Stay Safe, Stay in Your Car: The Virtual Waiting Room

The following is a guest article by Rick Halton, VP Marketing & Product, Lumeon.

In the current Coronavirus climate, the model of care delivery, as we know it, has been flipped up and has landed on its head. The waiting room is one of those steps in the care process that we’ve taken for granted. Hospitals and clinics must now keep patients distant from each other for as long as possible.

Rather than having waiting rooms as staging areas for patients ‘en masse’, we need to trickle feed patients into waiting rooms, so they are empty and unoccupied. With this approach, we reduce patient contact and the risk of viral spread, allowing cleaning teams to more regularly and thoroughly cleanse the area.

The waiting room is an adjunct holding area for patients until they are ready to be seen. In other industries, a waiting room might be considered something entirely different: like a platform at a train station, a departure lounge at an airport, or the queue to pick up my Starbuck’s order, but had you thought about a car park?

Perhaps the best way for us to be available for an appointment is to be close to the facility, but with a physical barrier around us: Welcome to your car – your new virtual waiting room – and this is how it works:

Instead of walking straight to the doctor’s room, the day before an appointment, the patient receives an automated text message telling them to stay in their car on arrival and once parked up, text back ‘READY’. Signs at the facility and in the car park help reinforce this process. The clever stuff happens next, and the good news is that it can be fully automated.

Already aware of the appointment through a real-time scheduling feed, the system updates the patient status – the receptionist or scheduler is now aware that the patient is available and ready in the car park. At the same time, the system notifies the patient to stay in their car until their doctor is ready to see them – this is done by periodically sending text updates to the patient.
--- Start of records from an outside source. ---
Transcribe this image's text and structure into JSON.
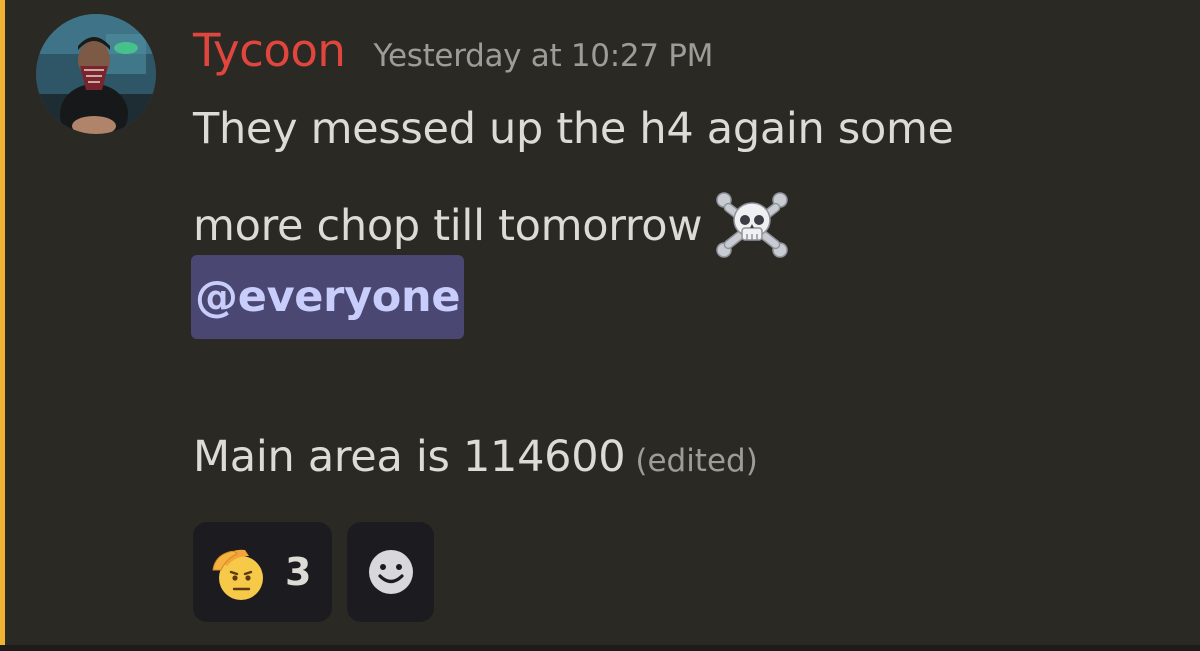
{
  "message": {
    "author": "Tycoon",
    "timestamp": "Yesterday at 10:27 PM",
    "line1": "They messed up the h4 again some",
    "line2": "more chop till tomorrow",
    "mention": "@everyone",
    "line4": "Main area is 114600",
    "edited_label": "(edited)",
    "emoji_line2": "skull-and-crossbones-icon"
  },
  "reactions": [
    {
      "emoji": "saluting-face-icon",
      "count": "3"
    },
    {
      "emoji": "add-reaction-smile-icon"
    }
  ],
  "colors": {
    "background": "#2b2924",
    "mention_bar": "#f0b232",
    "username": "#e0463e",
    "timestamp": "#9d9c98",
    "text": "#dcdbd6",
    "mention_bg": "#4a4873",
    "mention_text": "#c9cdfb",
    "reaction_bg": "#1c1b20"
  }
}
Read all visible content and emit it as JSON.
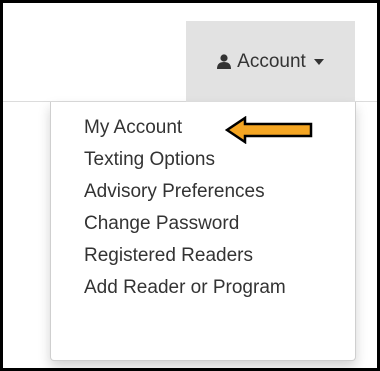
{
  "navbar": {
    "account_label": "Account",
    "user_icon": "user-icon",
    "caret_icon": "caret-down-icon"
  },
  "menu": {
    "items": [
      {
        "label": "My Account"
      },
      {
        "label": "Texting Options"
      },
      {
        "label": "Advisory Preferences"
      },
      {
        "label": "Change Password"
      },
      {
        "label": "Registered Readers"
      },
      {
        "label": "Add Reader or Program"
      }
    ]
  },
  "annotation": {
    "arrow_icon": "arrow-left-icon",
    "arrow_fill": "#f5a623",
    "arrow_stroke": "#000000"
  },
  "colors": {
    "toggle_bg": "#e2e2e2",
    "text": "#333333",
    "frame": "#000000"
  }
}
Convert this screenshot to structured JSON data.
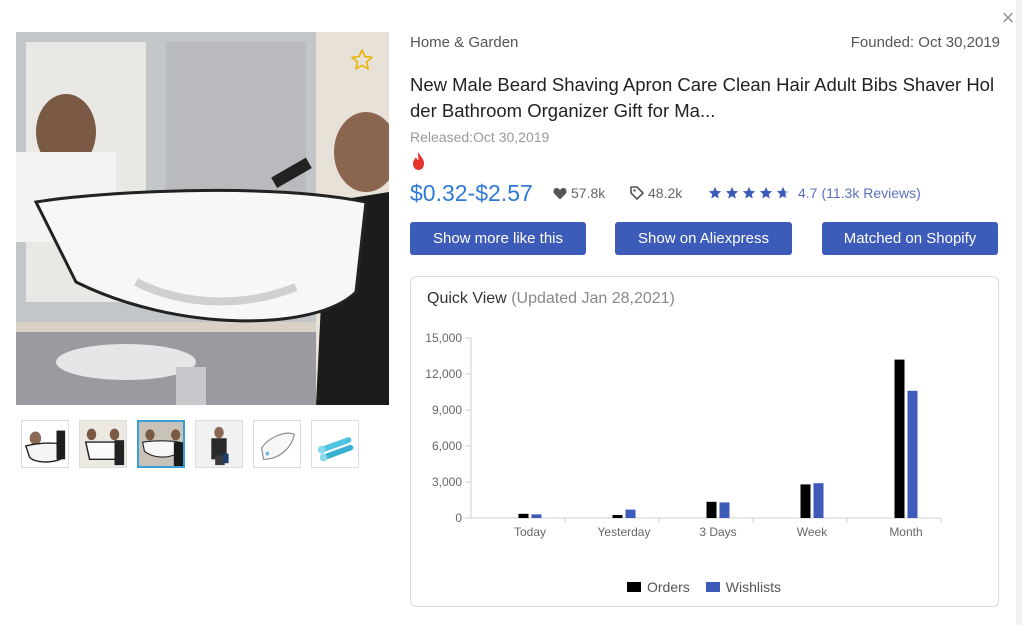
{
  "close_label": "×",
  "product": {
    "category": "Home & Garden",
    "founded": "Founded: Oct 30,2019",
    "title": "New Male Beard Shaving Apron Care Clean Hair Adult Bibs Shaver Holder Bathroom Organizer Gift for Ma...",
    "released": "Released:Oct 30,2019",
    "price": "$0.32-$2.57",
    "likes": "57.8k",
    "orders": "48.2k",
    "rating": "4.7",
    "rating_value": 4.7,
    "reviews": "(11.3k Reviews)"
  },
  "buttons": {
    "more": "Show more like this",
    "aliexpress": "Show on Aliexpress",
    "shopify": "Matched on Shopify"
  },
  "quick_view": {
    "title": "Quick View",
    "updated": "(Updated Jan 28,2021)"
  },
  "colors": {
    "accent": "#3d5bb8",
    "price": "#2d7ad6",
    "orders": "#000000",
    "wishlists": "#3d5bb8",
    "star": "#3d5bb8"
  },
  "thumbnails": [
    {
      "name": "apron-front-view"
    },
    {
      "name": "apron-two-men"
    },
    {
      "name": "apron-mirror",
      "active": true
    },
    {
      "name": "man-wearing-apron"
    },
    {
      "name": "folded-apron"
    },
    {
      "name": "suction-cups"
    }
  ],
  "chart_data": {
    "type": "bar",
    "categories": [
      "Today",
      "Yesterday",
      "3 Days",
      "Week",
      "Month"
    ],
    "series": [
      {
        "name": "Orders",
        "values": [
          350,
          250,
          1350,
          2800,
          13200
        ]
      },
      {
        "name": "Wishlists",
        "values": [
          300,
          700,
          1300,
          2900,
          10600
        ]
      }
    ],
    "ylim": [
      0,
      15000
    ],
    "yticks": [
      0,
      3000,
      6000,
      9000,
      12000,
      15000
    ],
    "ytick_labels": [
      "0",
      "3,000",
      "6,000",
      "9,000",
      "12,000",
      "15,000"
    ],
    "legend": "bottom-center"
  }
}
At any time, the patient can text ‘HELP’ to request a call from the reception to seek guidance or ask questions. It is also possible for a lost or confused patient to send their current location. This way, the receptionist can immediately see where they are and help guide them in.

Once the scheduler is ready to send the patient to the waiting room, they release the patient from the car park. The system does this by immediately texting the patient, telling them to go to the room, providing a map to find their way.

This simple, automated virtual waiting room solution uses existing communication technology that people are familiar with – no need to login to a patient portal, download an App, or do any other things that would complicate the experience. It also requires little or no integration – in one client example, Lumeon launched it from start to finish in only two weeks.

With this simple, convenient change in care operations, we are one major step closer to making the hospital or clinic safer – is the drive-thru clinic next?

For further information, please visit Lumeon’s Virtual Check-in webpage.

About Rick Halton

Rick has extensive experience in both the USA and European healthcare markets with more than fifteen years’ in management teams at innovative start-ups and global corporates, helping them accelerate their revenue streams through product innovation and engaging marketing. He has also held executive positions at Fortune 100 companies, including Vice President of Marketing at Hewlett Packard, and senior roles at Vodafone and Openwave. Lumeon is a proud sponsor of Healthcare Scene.

About the author

Guest Author

Guest Author


  • What is the process for a patient who arrives via public transportation, hired car / taxi , or is brought by a driver who cannot stay while the patient is being seen?

  • Also patients who arrive via non-emergency medical transportation or other scheduled / demand community transportation. A safe waiting area may still be needed for senior and disabled patients, especially in harsh climates.

  • Great points. This is very locale specific. However, if you have opened a communication channel with them for them to stay in the car, then you can also communicate about these cases and how to best manage them.

Click here to post a comment